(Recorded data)
■ ■ ■ ■ ■ ■ ■
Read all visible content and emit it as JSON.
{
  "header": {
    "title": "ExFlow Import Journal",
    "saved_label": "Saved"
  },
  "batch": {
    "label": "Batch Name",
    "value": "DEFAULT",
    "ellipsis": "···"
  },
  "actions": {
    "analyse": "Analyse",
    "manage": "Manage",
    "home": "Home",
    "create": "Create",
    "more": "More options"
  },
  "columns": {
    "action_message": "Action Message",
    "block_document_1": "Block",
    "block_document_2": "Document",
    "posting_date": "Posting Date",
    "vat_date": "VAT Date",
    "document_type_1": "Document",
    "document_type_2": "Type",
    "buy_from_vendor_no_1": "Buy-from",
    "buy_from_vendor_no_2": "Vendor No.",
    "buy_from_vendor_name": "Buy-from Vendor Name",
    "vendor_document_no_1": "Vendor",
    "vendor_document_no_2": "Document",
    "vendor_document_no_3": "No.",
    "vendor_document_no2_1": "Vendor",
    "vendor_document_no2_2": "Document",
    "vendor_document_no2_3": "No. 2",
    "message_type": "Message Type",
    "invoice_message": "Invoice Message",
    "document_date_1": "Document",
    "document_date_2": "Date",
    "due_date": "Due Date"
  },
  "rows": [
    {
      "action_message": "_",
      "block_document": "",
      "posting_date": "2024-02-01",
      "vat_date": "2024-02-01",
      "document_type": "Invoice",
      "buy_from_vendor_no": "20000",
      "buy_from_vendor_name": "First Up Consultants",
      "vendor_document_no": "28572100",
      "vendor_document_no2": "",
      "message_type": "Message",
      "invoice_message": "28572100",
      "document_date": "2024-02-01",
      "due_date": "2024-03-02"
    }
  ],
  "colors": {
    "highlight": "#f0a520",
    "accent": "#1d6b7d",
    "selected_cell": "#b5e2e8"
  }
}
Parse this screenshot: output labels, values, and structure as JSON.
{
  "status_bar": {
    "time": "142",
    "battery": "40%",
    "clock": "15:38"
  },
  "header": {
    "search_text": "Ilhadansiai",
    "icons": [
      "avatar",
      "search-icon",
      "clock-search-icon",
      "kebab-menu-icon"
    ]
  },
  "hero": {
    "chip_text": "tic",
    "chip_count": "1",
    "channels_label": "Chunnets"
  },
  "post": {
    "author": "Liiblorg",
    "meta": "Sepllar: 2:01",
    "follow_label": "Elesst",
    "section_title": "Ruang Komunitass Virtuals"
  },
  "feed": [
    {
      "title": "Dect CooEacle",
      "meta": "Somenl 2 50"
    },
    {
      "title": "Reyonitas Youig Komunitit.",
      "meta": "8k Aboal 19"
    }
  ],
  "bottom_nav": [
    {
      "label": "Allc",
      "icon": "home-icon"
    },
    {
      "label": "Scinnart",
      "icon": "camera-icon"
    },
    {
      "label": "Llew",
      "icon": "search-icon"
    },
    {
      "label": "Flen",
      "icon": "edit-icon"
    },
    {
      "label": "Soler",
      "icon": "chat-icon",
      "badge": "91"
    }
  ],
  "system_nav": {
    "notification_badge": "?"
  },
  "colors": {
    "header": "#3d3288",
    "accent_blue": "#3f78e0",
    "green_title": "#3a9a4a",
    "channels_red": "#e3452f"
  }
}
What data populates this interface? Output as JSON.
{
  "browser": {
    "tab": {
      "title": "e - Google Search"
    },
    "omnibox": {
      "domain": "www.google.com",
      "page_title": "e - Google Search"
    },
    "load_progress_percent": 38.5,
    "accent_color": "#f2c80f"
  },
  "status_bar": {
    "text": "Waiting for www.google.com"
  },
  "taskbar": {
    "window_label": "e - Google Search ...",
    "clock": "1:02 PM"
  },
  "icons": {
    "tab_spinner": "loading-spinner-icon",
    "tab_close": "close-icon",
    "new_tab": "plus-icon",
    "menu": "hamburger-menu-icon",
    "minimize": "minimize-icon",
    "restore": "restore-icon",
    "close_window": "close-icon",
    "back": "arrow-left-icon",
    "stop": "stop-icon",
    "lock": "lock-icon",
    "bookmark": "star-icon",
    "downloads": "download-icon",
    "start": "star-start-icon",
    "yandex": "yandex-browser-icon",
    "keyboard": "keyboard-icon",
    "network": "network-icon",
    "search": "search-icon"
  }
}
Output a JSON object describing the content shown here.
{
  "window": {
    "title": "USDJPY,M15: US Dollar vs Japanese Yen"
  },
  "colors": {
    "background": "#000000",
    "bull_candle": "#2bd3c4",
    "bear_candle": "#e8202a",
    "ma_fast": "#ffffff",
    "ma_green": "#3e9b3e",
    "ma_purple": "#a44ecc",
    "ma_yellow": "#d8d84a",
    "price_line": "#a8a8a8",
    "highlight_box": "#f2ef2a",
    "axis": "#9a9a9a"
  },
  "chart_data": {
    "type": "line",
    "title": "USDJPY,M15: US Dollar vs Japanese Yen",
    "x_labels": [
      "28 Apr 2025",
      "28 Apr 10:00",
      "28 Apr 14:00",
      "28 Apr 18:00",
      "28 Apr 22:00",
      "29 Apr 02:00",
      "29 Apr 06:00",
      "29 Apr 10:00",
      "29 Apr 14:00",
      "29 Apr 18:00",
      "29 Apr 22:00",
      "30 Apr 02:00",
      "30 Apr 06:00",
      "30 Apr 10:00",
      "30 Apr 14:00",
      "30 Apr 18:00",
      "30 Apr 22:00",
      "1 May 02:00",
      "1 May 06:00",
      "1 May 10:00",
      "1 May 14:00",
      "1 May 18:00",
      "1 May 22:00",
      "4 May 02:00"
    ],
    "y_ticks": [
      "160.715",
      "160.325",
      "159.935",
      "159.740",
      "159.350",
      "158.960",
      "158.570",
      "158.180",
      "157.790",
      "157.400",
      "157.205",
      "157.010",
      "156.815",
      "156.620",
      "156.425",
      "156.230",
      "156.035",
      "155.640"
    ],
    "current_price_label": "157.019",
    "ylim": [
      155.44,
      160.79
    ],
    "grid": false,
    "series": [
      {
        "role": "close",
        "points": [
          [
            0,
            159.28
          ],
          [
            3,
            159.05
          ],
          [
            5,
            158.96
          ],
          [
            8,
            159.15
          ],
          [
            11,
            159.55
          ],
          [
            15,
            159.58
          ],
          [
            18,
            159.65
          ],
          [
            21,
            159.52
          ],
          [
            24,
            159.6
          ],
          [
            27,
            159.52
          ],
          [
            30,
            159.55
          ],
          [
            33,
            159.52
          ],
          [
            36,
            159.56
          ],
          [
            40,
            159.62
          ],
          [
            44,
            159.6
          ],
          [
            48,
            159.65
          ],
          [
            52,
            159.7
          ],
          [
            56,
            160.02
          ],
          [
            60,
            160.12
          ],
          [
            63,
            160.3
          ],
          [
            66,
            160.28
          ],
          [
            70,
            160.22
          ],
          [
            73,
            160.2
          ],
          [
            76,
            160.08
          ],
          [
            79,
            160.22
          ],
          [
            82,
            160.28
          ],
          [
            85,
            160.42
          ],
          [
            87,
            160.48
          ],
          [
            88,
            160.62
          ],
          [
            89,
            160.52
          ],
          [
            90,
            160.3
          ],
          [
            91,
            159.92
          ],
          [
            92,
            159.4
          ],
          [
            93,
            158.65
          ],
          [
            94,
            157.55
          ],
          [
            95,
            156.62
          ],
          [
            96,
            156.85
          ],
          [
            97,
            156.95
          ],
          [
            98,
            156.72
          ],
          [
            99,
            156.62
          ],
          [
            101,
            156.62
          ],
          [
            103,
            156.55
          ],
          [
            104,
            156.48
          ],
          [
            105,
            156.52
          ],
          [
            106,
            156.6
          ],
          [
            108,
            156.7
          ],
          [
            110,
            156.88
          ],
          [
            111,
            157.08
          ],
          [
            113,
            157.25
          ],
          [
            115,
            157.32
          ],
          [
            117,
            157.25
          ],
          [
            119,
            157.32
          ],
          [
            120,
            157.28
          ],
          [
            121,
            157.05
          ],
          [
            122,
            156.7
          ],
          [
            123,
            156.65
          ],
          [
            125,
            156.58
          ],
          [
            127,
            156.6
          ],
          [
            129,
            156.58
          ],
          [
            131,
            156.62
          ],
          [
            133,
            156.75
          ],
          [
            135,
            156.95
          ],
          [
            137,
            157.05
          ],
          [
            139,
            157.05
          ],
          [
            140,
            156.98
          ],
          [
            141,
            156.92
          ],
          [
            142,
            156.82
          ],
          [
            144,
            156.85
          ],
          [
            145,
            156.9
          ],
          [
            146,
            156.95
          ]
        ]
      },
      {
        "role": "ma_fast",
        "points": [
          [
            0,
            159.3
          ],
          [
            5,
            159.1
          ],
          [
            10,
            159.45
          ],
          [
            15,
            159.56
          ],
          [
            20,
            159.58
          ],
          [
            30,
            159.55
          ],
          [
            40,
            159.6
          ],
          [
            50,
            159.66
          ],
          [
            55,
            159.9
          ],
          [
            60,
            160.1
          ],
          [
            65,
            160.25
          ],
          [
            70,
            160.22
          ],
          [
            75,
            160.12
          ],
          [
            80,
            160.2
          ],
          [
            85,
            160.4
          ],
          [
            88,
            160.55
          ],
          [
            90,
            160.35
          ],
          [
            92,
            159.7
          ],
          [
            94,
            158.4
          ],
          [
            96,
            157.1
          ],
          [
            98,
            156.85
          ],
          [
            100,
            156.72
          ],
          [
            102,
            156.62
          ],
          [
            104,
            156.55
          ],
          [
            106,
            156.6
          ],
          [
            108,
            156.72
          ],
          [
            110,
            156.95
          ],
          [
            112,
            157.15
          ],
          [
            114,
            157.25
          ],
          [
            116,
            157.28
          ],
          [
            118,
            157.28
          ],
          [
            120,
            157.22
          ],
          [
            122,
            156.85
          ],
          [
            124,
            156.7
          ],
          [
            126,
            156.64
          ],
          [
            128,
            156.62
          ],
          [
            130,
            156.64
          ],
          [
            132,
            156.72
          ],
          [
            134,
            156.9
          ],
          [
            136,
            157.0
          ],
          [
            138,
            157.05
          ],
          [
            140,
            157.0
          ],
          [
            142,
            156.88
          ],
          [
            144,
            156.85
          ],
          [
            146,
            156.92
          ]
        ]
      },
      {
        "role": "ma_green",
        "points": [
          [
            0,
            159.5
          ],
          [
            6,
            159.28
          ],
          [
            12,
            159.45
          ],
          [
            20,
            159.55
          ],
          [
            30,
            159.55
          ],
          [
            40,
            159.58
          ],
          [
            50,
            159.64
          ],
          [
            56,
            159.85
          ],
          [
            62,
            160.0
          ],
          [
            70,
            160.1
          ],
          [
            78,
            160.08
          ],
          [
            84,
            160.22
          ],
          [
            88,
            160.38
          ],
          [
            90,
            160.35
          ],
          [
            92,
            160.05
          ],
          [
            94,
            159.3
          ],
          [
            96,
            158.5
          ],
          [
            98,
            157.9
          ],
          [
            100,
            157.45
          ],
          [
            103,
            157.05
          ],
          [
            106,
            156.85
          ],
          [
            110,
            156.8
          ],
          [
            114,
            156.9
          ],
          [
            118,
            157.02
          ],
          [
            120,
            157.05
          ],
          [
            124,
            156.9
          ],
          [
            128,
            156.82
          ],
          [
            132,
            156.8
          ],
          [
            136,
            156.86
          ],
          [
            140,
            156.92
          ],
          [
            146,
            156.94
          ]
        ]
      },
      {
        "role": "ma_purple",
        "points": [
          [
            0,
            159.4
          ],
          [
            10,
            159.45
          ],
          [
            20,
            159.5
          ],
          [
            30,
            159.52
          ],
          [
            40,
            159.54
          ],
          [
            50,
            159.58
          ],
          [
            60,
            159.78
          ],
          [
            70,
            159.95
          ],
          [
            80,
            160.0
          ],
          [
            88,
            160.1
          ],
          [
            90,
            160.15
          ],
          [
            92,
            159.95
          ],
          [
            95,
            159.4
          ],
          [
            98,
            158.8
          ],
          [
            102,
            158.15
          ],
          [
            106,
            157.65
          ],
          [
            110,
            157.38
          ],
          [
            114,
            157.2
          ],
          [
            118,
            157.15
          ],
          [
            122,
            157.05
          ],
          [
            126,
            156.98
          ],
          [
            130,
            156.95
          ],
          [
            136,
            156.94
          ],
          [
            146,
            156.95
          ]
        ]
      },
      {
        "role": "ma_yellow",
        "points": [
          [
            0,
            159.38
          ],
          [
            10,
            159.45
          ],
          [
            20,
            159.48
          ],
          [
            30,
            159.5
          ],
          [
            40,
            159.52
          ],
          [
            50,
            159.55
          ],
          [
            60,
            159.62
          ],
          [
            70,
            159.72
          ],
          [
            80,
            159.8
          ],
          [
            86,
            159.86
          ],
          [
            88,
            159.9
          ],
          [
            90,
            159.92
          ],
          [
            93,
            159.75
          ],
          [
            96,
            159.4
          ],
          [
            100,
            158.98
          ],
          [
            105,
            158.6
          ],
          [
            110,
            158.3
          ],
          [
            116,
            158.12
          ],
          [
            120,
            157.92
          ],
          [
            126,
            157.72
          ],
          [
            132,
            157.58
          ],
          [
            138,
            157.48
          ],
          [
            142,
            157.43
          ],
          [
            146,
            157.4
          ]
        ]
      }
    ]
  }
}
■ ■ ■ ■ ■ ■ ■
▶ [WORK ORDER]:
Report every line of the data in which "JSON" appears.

▶ [SOLUTION TO THIS TASK]:
Read all visible content and emit it as JSON.
Parse this screenshot: output labels, values, and structure as JSON.
What data populates this interface? Output as JSON.
Output a JSON object describing the content shown here.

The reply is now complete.